** Given records **
========
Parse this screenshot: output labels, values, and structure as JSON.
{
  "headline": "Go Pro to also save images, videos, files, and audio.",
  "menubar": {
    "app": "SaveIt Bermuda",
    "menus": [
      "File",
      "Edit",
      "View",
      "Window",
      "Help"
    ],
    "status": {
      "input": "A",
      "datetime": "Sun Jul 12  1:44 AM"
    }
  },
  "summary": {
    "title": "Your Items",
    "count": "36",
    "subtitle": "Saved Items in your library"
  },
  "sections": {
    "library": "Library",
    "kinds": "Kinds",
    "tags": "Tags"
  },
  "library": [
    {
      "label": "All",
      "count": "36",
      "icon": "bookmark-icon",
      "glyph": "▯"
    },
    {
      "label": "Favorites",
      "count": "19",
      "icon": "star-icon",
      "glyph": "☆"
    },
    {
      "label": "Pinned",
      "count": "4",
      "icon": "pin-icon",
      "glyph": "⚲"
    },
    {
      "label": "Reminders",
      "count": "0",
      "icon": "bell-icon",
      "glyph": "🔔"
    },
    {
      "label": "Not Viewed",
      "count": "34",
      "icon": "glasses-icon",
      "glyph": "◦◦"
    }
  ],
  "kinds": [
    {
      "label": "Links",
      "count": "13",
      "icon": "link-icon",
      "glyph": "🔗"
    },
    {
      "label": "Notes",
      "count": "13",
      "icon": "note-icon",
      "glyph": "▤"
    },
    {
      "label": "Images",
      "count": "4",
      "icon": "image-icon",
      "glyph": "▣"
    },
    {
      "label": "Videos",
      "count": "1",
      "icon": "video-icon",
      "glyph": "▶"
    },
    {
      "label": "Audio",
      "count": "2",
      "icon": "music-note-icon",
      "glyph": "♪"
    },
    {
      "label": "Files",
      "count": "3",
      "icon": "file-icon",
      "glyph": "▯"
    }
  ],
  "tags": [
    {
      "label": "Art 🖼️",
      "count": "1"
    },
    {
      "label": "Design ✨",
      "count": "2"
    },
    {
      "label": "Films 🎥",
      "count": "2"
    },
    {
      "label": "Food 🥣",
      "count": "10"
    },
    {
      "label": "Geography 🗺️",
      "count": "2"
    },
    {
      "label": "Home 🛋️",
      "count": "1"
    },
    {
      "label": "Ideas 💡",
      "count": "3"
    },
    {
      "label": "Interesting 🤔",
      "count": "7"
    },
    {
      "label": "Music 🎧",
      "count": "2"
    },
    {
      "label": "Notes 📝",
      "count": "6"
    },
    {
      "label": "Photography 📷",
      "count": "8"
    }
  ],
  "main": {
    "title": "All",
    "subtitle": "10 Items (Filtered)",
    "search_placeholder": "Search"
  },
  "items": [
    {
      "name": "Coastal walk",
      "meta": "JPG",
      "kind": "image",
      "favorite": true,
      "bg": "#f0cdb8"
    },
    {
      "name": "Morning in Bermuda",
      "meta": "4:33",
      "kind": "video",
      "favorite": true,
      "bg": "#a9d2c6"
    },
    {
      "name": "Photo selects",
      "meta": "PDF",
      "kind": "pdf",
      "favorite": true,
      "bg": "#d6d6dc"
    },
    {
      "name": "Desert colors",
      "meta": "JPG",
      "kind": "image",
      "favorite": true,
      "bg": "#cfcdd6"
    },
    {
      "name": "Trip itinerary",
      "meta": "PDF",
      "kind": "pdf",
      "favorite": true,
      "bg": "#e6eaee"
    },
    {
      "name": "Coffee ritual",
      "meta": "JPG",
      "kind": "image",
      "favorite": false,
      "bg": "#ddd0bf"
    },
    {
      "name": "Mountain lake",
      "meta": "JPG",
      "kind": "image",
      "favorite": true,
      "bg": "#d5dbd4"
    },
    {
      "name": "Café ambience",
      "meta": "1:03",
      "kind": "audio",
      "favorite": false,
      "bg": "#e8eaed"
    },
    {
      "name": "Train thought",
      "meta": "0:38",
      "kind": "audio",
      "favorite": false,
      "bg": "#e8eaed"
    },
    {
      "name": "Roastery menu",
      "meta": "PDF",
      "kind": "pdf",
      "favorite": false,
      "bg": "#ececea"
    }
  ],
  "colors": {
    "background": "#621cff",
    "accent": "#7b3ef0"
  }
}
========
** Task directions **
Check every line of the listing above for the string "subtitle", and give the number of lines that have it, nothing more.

** Written solution **
2